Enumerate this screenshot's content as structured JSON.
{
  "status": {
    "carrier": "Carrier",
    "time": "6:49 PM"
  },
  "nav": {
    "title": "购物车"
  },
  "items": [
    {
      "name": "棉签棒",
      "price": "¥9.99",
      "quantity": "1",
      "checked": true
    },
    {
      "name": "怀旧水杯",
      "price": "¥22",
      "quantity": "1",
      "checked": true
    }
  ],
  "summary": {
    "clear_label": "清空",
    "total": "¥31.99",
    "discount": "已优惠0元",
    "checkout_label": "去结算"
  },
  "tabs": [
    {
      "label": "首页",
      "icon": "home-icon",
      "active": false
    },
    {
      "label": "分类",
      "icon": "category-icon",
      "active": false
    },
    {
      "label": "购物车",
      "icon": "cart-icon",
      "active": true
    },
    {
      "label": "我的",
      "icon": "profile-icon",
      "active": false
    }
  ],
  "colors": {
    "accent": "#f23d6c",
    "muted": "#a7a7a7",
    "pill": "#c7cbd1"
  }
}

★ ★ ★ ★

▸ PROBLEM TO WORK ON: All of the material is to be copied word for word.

▸ ANSWER BOX:
Enumerate this screenshot's content as structured JSON.
{
  "status": {
    "carrier": "Carrier",
    "time": "6:49 PM"
  },
  "nav": {
    "title": "购物车"
  },
  "items": [
    {
      "name": "棉签棒",
      "price": "¥9.99",
      "quantity": "1",
      "checked": true
    },
    {
      "name": "怀旧水杯",
      "price": "¥22",
      "quantity": "1",
      "checked": true
    }
  ],
  "summary": {
    "clear_label": "清空",
    "total": "¥31.99",
    "discount": "已优惠0元",
    "checkout_label": "去结算"
  },
  "tabs": [
    {
      "label": "首页",
      "icon": "home-icon",
      "active": false
    },
    {
      "label": "分类",
      "icon": "category-icon",
      "active": false
    },
    {
      "label": "购物车",
      "icon": "cart-icon",
      "active": true
    },
    {
      "label": "我的",
      "icon": "profile-icon",
      "active": false
    }
  ],
  "colors": {
    "accent": "#f23d6c",
    "muted": "#a7a7a7",
    "pill": "#c7cbd1"
  }
}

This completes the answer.